The less said about the last kilometre or so the better. In short, it was steep, and tough. I was realizing with every step that I was not quite as fit as I thought I was, and was pretty much in a daze, putting one foot above another. A couple of porters who had reached earlier came back and offered to help us with our loads, but I refused and plodded on. This got me into trouble with Vishnoi, who had sent the porters back and thought quite rightly that undue strain was not recommended. However, at least I got to Nandanvan, pack and all. Nandanvan (4337m) is a beautiful green meadow with rocks strewn around and little streams running through it. I was dog tired and altitude sick (splitting headache), and after a while drifted off to sleep without dinner.
Friday, September 01, 2006
17 July (Gangotri to Bhojbasa, 14km): Breakfast in the city, returned to find Panda was down with a wonky tummy.

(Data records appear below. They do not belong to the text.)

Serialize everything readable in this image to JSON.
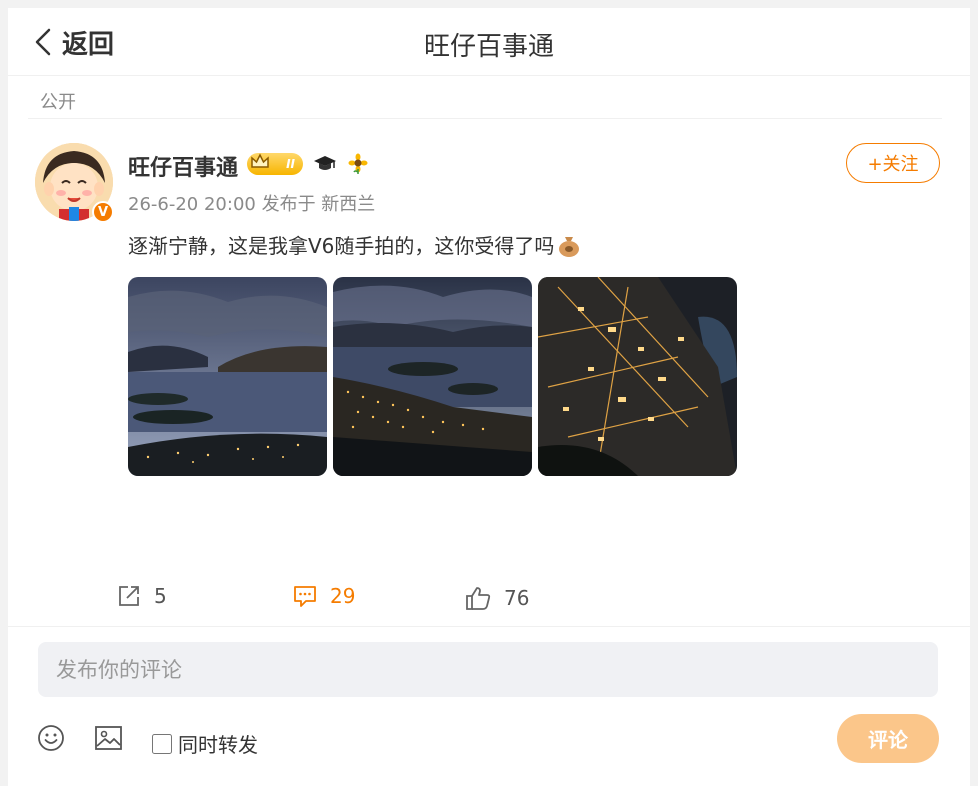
{
  "header": {
    "back_label": "返回",
    "title": "旺仔百事通"
  },
  "post": {
    "visibility": "公开",
    "author": {
      "name": "旺仔百事通",
      "level_badge": "II",
      "verified_mark": "V"
    },
    "meta": "26-6-20 20:00 发布于 新西兰",
    "follow_label": "+关注",
    "text": "逐渐宁静，这是我拿V6随手拍的，这你受得了吗",
    "photos": [
      "lake-dusk-photo",
      "lake-town-photo",
      "town-lights-photo"
    ]
  },
  "actions": {
    "repost_count": "5",
    "comment_count": "29",
    "like_count": "76"
  },
  "composer": {
    "placeholder": "发布你的评论",
    "repost_checkbox_label": "同时转发",
    "submit_label": "评论"
  },
  "colors": {
    "accent": "#f57c00",
    "submit_bg": "#fbc68a",
    "muted": "#8a8a8a"
  }
}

Vishnoi would start out with him a couple of hours after us. So we divided up the kerosene...
... and set out, past the temple (where Vishnu, our guide, offered a brief puja).
The route runs up the right bank (looking downstream) of the Bhagirathi. After a kilometre or so, there's a little checkpost where a guard checks your permits and levies a fee based on how many days you're going to camp higher up. Dialogue ensues:

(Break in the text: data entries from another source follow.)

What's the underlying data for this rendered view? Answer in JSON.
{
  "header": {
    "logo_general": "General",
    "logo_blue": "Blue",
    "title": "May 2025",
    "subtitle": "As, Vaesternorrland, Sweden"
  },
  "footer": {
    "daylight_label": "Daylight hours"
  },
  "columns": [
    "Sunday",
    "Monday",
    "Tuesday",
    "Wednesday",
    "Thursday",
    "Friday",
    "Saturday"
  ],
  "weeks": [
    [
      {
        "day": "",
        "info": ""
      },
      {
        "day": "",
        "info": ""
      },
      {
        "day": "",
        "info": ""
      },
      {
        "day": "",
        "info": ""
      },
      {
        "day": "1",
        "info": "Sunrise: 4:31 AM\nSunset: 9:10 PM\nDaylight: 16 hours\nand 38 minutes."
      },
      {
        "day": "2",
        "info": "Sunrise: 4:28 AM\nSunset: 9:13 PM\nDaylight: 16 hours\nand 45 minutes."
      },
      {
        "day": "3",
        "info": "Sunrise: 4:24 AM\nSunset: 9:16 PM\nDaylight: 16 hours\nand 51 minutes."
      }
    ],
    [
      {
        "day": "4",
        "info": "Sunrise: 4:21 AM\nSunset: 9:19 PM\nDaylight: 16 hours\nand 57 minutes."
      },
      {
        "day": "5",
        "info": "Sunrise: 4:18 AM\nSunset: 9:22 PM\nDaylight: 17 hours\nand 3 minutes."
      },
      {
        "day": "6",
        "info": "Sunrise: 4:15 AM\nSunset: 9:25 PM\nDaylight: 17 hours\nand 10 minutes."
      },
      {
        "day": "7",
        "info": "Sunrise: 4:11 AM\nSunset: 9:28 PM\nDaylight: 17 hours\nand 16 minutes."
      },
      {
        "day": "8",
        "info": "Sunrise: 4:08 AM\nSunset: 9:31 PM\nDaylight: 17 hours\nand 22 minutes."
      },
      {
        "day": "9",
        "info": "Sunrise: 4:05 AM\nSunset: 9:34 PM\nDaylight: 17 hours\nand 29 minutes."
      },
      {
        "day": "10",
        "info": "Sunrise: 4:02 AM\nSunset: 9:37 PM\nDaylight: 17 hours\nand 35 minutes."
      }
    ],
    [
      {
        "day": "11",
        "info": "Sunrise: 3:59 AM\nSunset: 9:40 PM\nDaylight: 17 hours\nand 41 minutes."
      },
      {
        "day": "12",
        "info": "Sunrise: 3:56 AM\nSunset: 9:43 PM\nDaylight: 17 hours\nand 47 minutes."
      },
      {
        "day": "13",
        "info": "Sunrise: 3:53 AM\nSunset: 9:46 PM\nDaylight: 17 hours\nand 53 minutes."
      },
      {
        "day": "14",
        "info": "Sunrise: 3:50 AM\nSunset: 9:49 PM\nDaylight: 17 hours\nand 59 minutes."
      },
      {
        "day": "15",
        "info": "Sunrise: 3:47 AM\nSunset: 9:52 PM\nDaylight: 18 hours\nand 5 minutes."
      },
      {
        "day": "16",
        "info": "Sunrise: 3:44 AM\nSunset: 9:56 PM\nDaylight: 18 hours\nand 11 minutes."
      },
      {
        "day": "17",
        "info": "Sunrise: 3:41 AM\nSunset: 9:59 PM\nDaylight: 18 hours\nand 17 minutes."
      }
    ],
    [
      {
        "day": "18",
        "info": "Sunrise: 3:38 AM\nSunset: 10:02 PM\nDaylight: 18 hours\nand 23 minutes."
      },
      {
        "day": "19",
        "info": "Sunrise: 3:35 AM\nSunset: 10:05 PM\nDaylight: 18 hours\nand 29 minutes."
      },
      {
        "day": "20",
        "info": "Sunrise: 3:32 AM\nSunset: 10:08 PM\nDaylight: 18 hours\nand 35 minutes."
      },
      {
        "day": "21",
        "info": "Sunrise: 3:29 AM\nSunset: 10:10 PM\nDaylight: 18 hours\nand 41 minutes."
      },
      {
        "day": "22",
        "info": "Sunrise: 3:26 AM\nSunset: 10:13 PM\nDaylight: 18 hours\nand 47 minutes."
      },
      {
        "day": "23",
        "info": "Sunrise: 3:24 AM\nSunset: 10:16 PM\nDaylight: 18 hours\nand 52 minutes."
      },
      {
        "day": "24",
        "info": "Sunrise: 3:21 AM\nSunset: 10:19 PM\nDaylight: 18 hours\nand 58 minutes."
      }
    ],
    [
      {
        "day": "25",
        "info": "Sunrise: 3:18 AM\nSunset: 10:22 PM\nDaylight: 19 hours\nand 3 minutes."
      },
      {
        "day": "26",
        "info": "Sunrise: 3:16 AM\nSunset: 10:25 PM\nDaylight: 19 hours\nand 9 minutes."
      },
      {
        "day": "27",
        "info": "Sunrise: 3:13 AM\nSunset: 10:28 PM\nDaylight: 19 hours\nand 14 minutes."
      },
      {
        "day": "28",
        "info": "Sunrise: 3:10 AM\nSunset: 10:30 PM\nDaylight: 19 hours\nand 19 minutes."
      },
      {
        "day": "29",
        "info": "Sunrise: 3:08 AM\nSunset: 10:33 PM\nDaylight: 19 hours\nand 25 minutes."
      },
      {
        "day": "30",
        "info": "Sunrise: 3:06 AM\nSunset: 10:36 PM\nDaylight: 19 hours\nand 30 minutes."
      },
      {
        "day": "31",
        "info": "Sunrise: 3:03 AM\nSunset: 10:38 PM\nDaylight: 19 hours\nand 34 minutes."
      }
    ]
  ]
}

Guard: Aap kahan ja rahein hain? (Where are you going?)
Us: [innocently] Tapovan.
Guard: [suspiciously, looking at our massive backpacks] Tapovan?
Us: Haan. (Yes.)
Guard: Sach bataiye, aap Kalindi Pass ja rahe hain na? (Tell me the truth, you're going to Kalindi Pass, aren't you?)
Us: Nahi bhaisaab, hum Tapovan ja rahe hain. Teen din ka rasta. (No Boss, we're going to Tapovan. Three days' journey.)
Well, in the end I think he did charge us only three days' fee, since he had no way of disproving our claim that we were going to Tapovan, which is just one day's march beyond Gaumukh. But my memory is a little rusty in my old age.
Here are a few pics from the route. It's pretty much like this throughout upto Bhojbasa, the camp before Gaumukh. The peak in the distance in the second picture is Bhagirathi II. Clouds made it impossible (from my position at least) to see Shivling.
Plenty of saffron, too :P.
Nice guys, this lot. We must've hit the height of the kavde season -- there were hordes and hordes of them off to Gaumukh with their two little jerrycans to collect the holy water.
After a rather landslidey stretch, we made it to Bhojbasa, at about 3650m. Vladlen promptly started doing some weird stretching exercises which he'd no doubt picked up from his hobby: dancing. I don't know whether this had a "come hither" effect or not, but he did manage to attract the attention of another firang, Yaniv, who turned out to be Israeli too, and had spent time in India and picked up "thoda thoda" Hindi. A very sweet chap. He was going to Tapovan. The two started jabbering in Hebrew...
... while we attacked the tea and pitched camp a short distance downhill and upstream from the line of teastalls, beyond the GMVN and the ashram. We were getting a little worried about Panda and Vishnoi, since it was almost dark and they were about a couple of hours behind us, so we sent some staff members back to look for them with torches. We were relieved when they turned up after some time.